▶ _ACTIVITY_
Return the lines below that carry the word "Sign".

--- GIVEN RECORDS ---

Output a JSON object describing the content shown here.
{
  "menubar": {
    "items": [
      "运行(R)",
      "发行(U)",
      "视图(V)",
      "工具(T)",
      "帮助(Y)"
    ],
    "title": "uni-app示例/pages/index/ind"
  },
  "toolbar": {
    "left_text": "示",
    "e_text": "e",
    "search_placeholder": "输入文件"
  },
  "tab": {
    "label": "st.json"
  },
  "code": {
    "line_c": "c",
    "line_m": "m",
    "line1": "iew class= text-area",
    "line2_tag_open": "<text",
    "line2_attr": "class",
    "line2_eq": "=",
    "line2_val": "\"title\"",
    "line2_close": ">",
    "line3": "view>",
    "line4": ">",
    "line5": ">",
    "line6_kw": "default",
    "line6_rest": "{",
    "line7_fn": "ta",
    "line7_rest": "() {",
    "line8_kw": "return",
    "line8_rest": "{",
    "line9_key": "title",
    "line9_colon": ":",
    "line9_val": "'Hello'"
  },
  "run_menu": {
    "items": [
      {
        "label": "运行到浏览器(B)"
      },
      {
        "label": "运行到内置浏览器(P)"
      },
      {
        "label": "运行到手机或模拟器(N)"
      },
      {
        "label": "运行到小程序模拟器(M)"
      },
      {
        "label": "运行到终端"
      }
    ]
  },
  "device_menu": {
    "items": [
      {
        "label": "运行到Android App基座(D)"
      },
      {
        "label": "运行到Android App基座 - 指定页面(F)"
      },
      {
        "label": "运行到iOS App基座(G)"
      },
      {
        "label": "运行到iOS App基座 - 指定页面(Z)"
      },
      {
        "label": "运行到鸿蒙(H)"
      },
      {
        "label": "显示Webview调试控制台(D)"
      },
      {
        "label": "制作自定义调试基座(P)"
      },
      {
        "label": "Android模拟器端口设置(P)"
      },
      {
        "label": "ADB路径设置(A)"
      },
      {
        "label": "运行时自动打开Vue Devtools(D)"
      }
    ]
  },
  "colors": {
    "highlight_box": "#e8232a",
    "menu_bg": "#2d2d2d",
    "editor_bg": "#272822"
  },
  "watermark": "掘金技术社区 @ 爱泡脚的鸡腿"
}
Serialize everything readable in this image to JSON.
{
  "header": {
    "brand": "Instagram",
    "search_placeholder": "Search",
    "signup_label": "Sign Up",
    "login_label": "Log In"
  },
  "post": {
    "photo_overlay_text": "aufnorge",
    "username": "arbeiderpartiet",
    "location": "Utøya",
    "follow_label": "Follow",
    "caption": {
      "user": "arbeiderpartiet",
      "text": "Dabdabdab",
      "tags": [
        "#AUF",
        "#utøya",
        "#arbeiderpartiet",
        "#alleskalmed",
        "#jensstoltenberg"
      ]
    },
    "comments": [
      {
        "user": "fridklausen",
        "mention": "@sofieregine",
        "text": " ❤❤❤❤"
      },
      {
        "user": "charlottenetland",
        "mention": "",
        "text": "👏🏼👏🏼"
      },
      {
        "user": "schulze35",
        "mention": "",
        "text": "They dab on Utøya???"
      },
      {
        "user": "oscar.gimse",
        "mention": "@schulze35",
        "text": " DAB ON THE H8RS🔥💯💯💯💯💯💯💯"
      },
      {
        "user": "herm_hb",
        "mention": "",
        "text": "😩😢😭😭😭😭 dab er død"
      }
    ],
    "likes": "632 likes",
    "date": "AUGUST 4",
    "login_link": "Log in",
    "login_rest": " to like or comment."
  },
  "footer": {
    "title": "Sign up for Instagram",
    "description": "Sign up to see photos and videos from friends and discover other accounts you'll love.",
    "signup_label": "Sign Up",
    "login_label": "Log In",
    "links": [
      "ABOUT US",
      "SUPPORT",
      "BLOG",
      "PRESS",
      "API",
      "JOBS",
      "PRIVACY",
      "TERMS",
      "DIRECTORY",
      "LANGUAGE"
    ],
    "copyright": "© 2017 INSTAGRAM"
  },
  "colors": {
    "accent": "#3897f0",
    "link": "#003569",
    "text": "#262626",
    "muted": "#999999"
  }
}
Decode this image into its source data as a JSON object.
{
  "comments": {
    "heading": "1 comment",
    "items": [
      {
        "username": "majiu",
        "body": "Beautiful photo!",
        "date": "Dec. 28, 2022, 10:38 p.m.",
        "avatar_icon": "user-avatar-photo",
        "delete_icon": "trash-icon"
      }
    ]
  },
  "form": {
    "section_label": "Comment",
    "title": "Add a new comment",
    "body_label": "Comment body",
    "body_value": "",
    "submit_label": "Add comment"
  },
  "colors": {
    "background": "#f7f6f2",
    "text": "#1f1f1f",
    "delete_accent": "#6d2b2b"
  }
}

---

▶ _ANSWER TO THIS EXERCISE_
    "signup_label": "Sign Up",
    "title": "Sign up for Instagram",
    "description": "Sign up to see photos and videos from friends and discover other accounts you'll love.",
    "signup_label": "Sign Up",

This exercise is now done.